Happy Thanksgiving!

HAPPY THANKSGIVING!! I am sitting here writing this while on break because that’s what veterinary students do on break. We work. But have no fear, we do a lot of other fun things to! I was especially looking forward to this break because of one thing I severely lack in veterinary school, and that is sleep. Want to know what I am doing this break? Sleeping, eating, watching TV, and sleeping. There are even some naps I already have planned.

You might be asking, “Aren’t finals just around the corner?” Well, yes, yes they are. But who can think about finals when you have turkey, mashed potatoes, stuffing, sweet potatoes, and rolls sitting on the table. There are also many football games to be watched this weekend. Worrying about finals will just have to wait until Monday. I will share with you one very cool wet lab I was able to attend this past month.

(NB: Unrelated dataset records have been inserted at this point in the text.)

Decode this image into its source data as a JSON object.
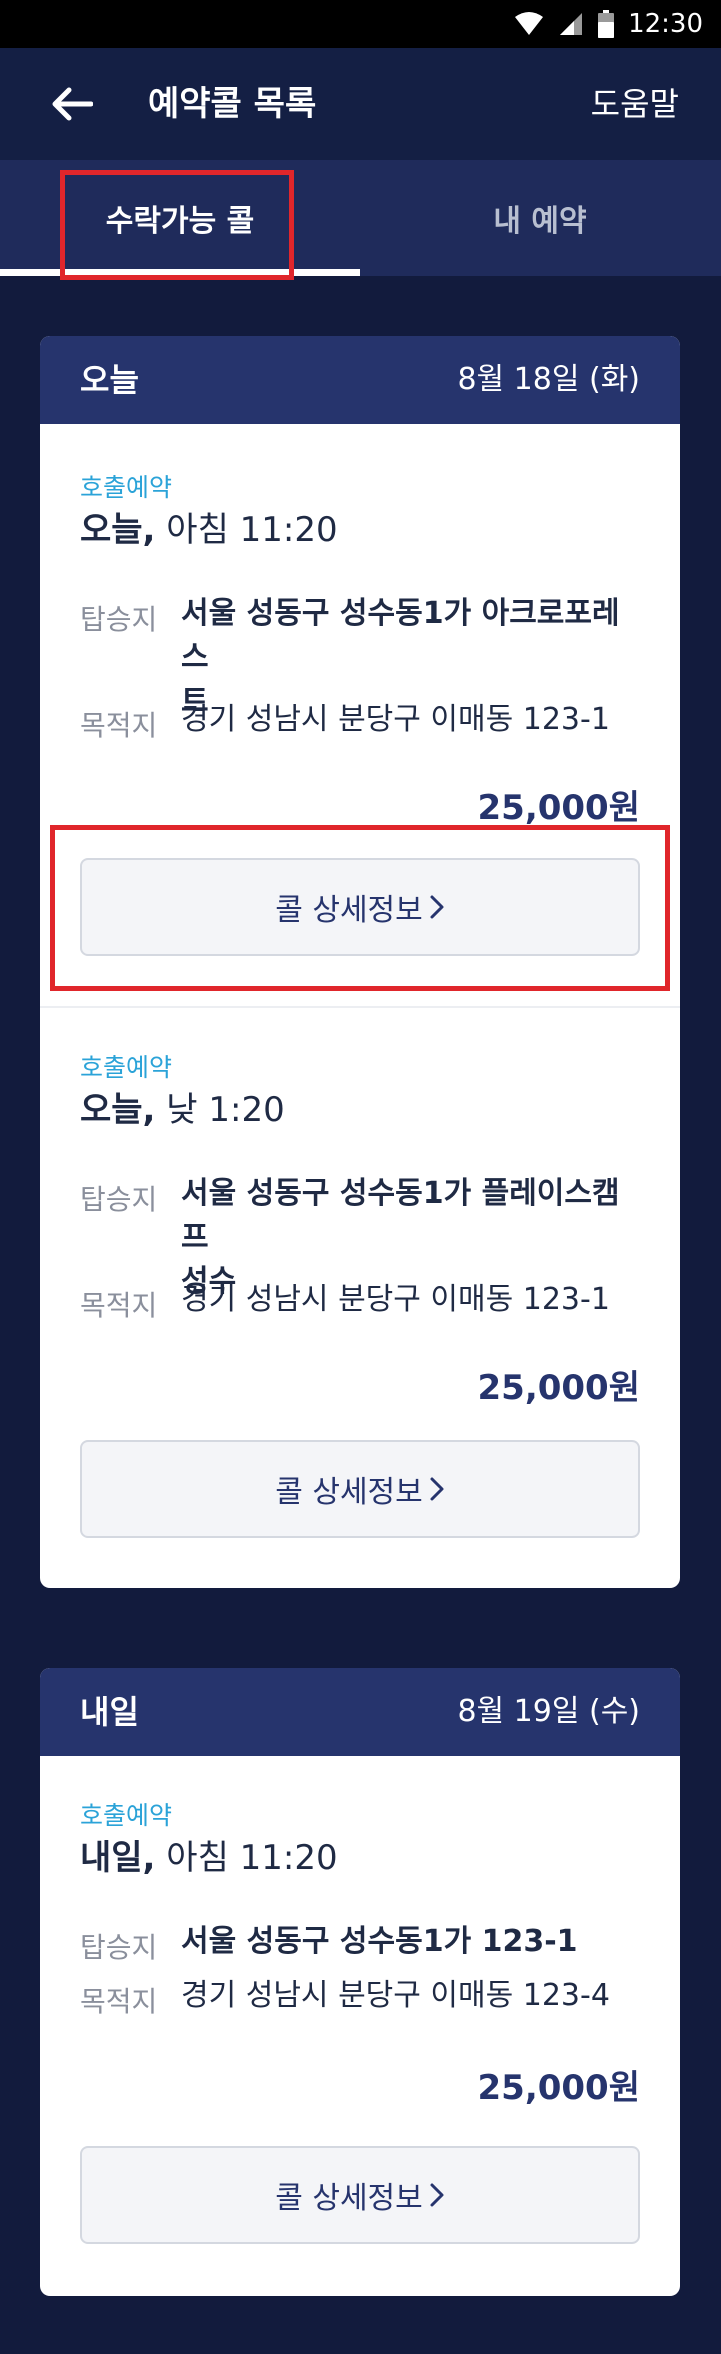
{
  "status_bar": {
    "time": "12:30"
  },
  "app_bar": {
    "title": "예약콜 목록",
    "help": "도움말"
  },
  "tabs": [
    {
      "label": "수락가능 콜",
      "selected": true
    },
    {
      "label": "내 예약",
      "selected": false
    }
  ],
  "days": [
    {
      "label": "오늘",
      "date": "8월 18일 (화)",
      "calls": [
        {
          "type": "호출예약",
          "day_word": "오늘,",
          "time": "아침 11:20",
          "pickup_label": "탑승지",
          "pickup_line1": "서울 성동구 성수동1가 아크로포레스",
          "pickup_line2": "트",
          "dest_label": "목적지",
          "destination": "경기 성남시 분당구 이매동 123-1",
          "price": "25,000원",
          "detail_label": "콜 상세정보"
        },
        {
          "type": "호출예약",
          "day_word": "오늘,",
          "time": "낮 1:20",
          "pickup_label": "탑승지",
          "pickup_line1": "서울 성동구 성수동1가 플레이스캠프",
          "pickup_line2": "성수",
          "dest_label": "목적지",
          "destination": "경기 성남시 분당구 이매동 123-1",
          "price": "25,000원",
          "detail_label": "콜 상세정보"
        }
      ]
    },
    {
      "label": "내일",
      "date": "8월 19일 (수)",
      "calls": [
        {
          "type": "호출예약",
          "day_word": "내일,",
          "time": "아침 11:20",
          "pickup_label": "탑승지",
          "pickup_line1": "서울 성동구 성수동1가 123-1",
          "dest_label": "목적지",
          "destination": "경기 성남시 분당구 이매동 123-4",
          "price": "25,000원",
          "detail_label": "콜 상세정보"
        }
      ]
    }
  ],
  "colors": {
    "background": "#121b3d",
    "header": "#26346d",
    "accent_blue": "#2ba3d8",
    "highlight_red": "#e0262b"
  }
}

A wet lab is basically a hands on animal lab.

If you read my last post, I talked about my trip to South Africa, where I was able to work with the wild animals there. Ever since that trip I have been wanting to work with wildlife here in the United States. I was given the opportunity to work with one of our own deer here on campus. We had to de-antler him. We de-antler them so that they do not fight with each other, get caught on things, or fight with the fence. It is all about the animal’s safety and there is no pain associated with the procedure. We bring him into a small enclosed area so that the veterinarian can administer a dart to give the sedatives. Then, once he is down we all move into the area and monitor breathing, administer oxygen, and check pulse. We are always monitoring the animals and taking records to make sure everything is going smoothly. I was chosen to administer some vaccines! Then, two students were chosen to take a strong wire and cut through near the base of the antler. Once this was done we administered the reversal agents to wake him up and made sure that he was fully mobile and alert before releasing him back into his pen.

There is a lot of planning that goes into these procedures before you even bring the animal up to the holding area. WE have to make sure to have the right drugs, equipment, and anything we might need in case something goes wrong. Working with wild animals even in a controlled environment can be dangerous, and one must always be prepared.